Is Mod Podge Acid Free?
Yes! You betcha it’s acid-free.
However, it’s possible that some of your Mod-Podged projects might yellow a bit over time. I had this happen with some projects that I left in a storage unit that was subject to extreme temperatures — high heat during the day and cold at night. I recommend being careful with how you store your scrapbooks.
For that reason, I wouldn’t recommend using it on your only copies of original photographs. I use it with digital photos that I’ve printed out, and can re-print at any time if anything strange and unexpected happens to them.
When You Say That Mod Podge Is Water-Based, What Does That Mean?
Adhesives can be either water-based, or solvent-based. Each type has its pros and cons.
A water-based adhesive like Mod Podge can be cleaned up with water, so that’s one huge advantage. Note that you do have to get to it before it dries, otherwise removing it is a chore. When it comes time to cleanup, the good news is that it takes a long time to dry, so you have time to finish your project and then inspect your work surface afterwards to take care of any little dribbles that may have escaped your attention.
Mod Podge is not a good choice for projects that require a solvent-based adhesive. When it comes to scrapbooking, the only example of this that I can think of off the top of my head is clear acrylic albums and pages. Mod Podge doesn’t always work well on acrylic; in my experience, it seems to work at first, but later you might find it peeling off.

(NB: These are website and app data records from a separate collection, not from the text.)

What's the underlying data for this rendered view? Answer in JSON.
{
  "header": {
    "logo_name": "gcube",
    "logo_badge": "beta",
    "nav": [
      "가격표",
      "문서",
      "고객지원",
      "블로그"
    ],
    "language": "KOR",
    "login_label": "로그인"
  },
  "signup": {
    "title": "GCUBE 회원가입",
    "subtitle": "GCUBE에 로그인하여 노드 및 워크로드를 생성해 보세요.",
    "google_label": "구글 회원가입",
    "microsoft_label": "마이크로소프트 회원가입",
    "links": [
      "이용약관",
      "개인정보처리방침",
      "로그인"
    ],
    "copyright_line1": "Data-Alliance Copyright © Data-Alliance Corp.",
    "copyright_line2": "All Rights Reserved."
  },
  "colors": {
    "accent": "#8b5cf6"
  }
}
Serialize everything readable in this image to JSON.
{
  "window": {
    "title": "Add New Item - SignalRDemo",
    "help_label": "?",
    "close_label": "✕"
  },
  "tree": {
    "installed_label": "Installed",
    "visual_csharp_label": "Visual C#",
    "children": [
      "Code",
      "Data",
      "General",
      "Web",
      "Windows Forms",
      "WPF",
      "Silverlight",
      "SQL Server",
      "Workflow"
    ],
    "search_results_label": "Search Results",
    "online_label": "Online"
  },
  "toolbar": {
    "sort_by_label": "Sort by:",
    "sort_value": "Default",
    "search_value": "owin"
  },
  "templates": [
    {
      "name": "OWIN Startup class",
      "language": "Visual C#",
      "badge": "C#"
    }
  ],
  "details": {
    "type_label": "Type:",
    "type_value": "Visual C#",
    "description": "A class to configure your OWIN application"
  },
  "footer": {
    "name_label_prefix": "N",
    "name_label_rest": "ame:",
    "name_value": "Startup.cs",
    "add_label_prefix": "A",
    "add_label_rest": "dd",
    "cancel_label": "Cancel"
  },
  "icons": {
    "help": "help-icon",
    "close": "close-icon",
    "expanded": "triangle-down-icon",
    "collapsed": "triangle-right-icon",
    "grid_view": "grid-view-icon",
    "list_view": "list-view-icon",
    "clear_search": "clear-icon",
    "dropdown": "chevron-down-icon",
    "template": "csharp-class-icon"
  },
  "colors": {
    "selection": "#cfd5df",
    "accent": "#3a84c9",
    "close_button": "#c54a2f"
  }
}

Not good.
However, that’s only going to be an issue if you’re working with materials like acrylic. Mod Podge works just fine with the supplies that most scrapbookers use often, and most scrapbooking materials — papers, photos, chipboard, stickers, fabrics, etc.
The Verdict: I Recommend Mod Podge to Other Crafters, With Caveats
I’m delighted to recommend Mod Podge to other paper crafters, with caveats. As I mentioned above, I wouldn’t recommend using it on anything one-of-a-kind or irreplaceable. If you need your project to be archival quality, I don’t personally think Mod Podge is a great choice, because of the possibility for yellowing as I mentioned above. But for quick, fun projects that do not need to be permanent, Mod Podge is fantastic. I’m not aware of any better alternative, and this adhesive definitely fills a void in the market. I love using it for decoupage type projects. Given that, I think Mod Podge is an adhesive that crafters will want to have in their craft supplies stash, and I hope y’all will enjoy using it as much as I have.
Where to Buy Mod Podge Adhesive
- Click here to shop for Mod Podge at Dick Blick
- Click here to shop for Mod Podge adhesive at A Cherry on Top Crafts.
- Click here to shop for Mod Podge at Createforless.
- Click here to shop for Mod Podge Adhesive at Scrapbook.com.
If you are planning to give Mod Podge a try, I also recommend picking up a package of sponge brushes as well. My favorites come from art supplies stores or craft stores, because you can get them in a variety of interesting shapes and sizes. However, you can find these just about anywhere that painting supplies are sold, including local hardware stores.
If you wash these quickly after each use, you can re-use them over and over and over again. The Mod Podge washes out of them pretty easily, again assuming that you get to them BEFORE it dries. If you let the Mod Podge dry on them, forget it, it isn’t coming out and the sponge brush is toast.
Over to You:
Have you tried Mod Podge? If so, what did you use it for? How did your projects turn out? Did you enjoy using it, or not? Are there any alternatives you would recommend in its place? We’d love to know more about your experiences with this adhesive. Thanks in advance for any insights you have to share.
Find More Craft Adhesives HERE.
Find Other Types of Craft Supplies HERE.
Find Craft Project Ideas HERE.
By Amy Solovay
About the Author: Amy Solovay is a freelance writer with a background in textile design. She holds a bachelor’s degree with a studio art minor; and she has also obtained another degree in textile design.
This page was last updated on 2-18-2022.